EU foreign affairs chief Federica Mogherini today called for an “immediate ceasefire” in Turkey’s Kurdish-dominated region where the Turkish army is waging a relentless campaign against Kurdistan Workers’ Party (PKK) militants.
“We call for an immediate ceasefire in the southeast and strongly condemn all kinds of terrorism,” Mogherini told a joint press conference with Turkish ministers in Ankara.
“We are ready to contribute with regards to the Kurdish peace process. We have an imminent interest on that because it can affect the security in the region, and in the broader sense, the EU,” added European Union Enlargement Commissioner Johannes Hahn.
After a more than two-year ceasefire, fighting resumed last summer between Turkish security forces and the PKK, dashing hopes of ending a conflict that has killed more than 40,000 people since 1984.
But Turkey’s EU Affairs Minister Volkan Bozkir vowed no let-up in the campaign against the PKK, which has since staged a string of attacks against security forces.
“As a sovereign state, Turkey will continue its struggle against all terrorist organisations, including the PKK, which are threatening its national security,” he said.

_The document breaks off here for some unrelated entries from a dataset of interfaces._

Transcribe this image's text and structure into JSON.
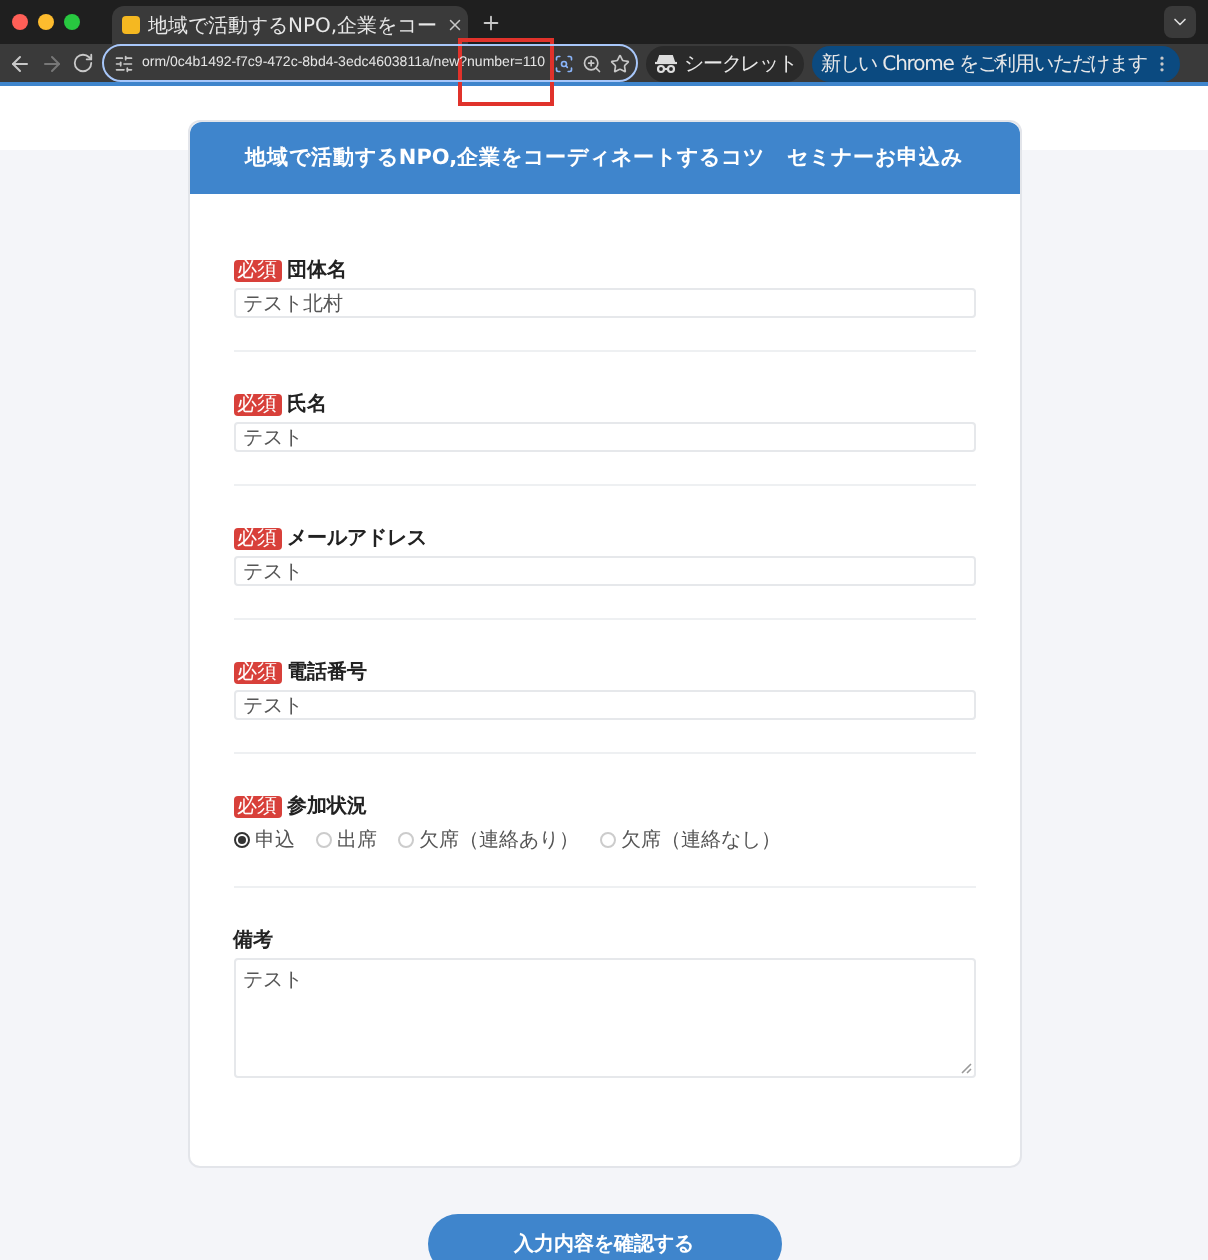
{
  "browser": {
    "tab_title": "地域で活動するNPO,企業をコー",
    "url": "orm/0c4b1492-f7c9-472c-8bd4-3edc4603811a/new?number=110",
    "incognito_label": "シークレット",
    "update_label": "新しい Chrome をご利用いただけます"
  },
  "form": {
    "title": "地域で活動するNPO,企業をコーディネートするコツ　セミナーお申込み",
    "fields": [
      {
        "kind": "text",
        "label": "団体名",
        "badge": "必須",
        "value": "テスト北村"
      },
      {
        "kind": "text",
        "label": "氏名",
        "badge": "必須",
        "value": "テスト"
      },
      {
        "kind": "text",
        "label": "メールアドレス",
        "badge": "必須",
        "value": "テスト"
      },
      {
        "kind": "text",
        "label": "電話番号",
        "badge": "必須",
        "value": "テスト"
      },
      {
        "kind": "radio",
        "label": "参加状況",
        "badge": "必須",
        "options": [
          {
            "label": "申込",
            "selected": true
          },
          {
            "label": "出席",
            "selected": false
          },
          {
            "label": "欠席（連絡あり）",
            "selected": false
          },
          {
            "label": "欠席（連絡なし）",
            "selected": false
          }
        ]
      },
      {
        "kind": "textarea",
        "label": "備考",
        "value": "テスト"
      }
    ],
    "submit_button": "入力内容を確認する"
  }
}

“In doing so, we try to protect the rights of our citizens.”
Vowing to flush out the PKK from Turkey’s urban centres, the authorities have in recent weeks enforced curfews in three locations in the southeast to back up military operations that activists say have killed dozens of civilians.

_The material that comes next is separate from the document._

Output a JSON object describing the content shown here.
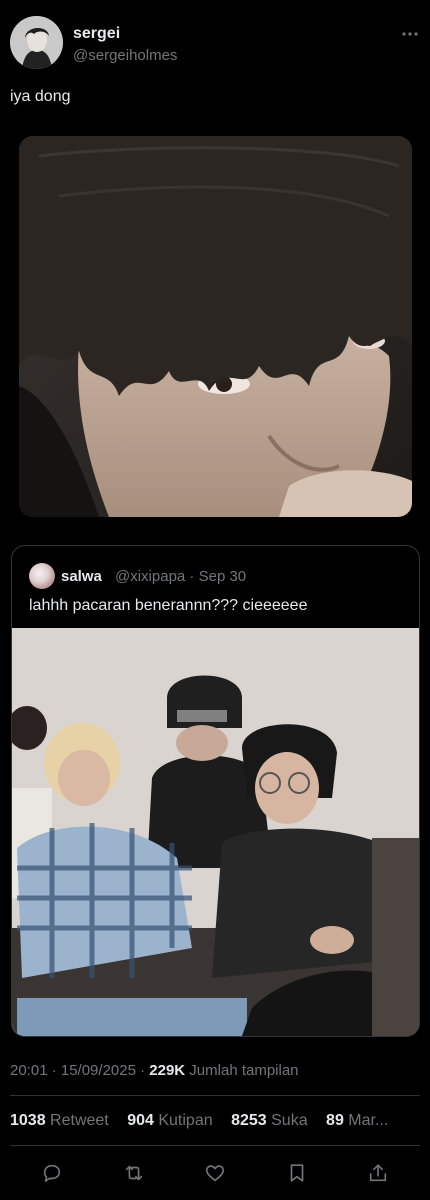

Prosecutors have launched a vast investigation into over 1,200 academics for engaging in “terrorist propaganda” by signing a petition urging Ankara to halt “its deliberate massacres” in the Kurdish-majority region.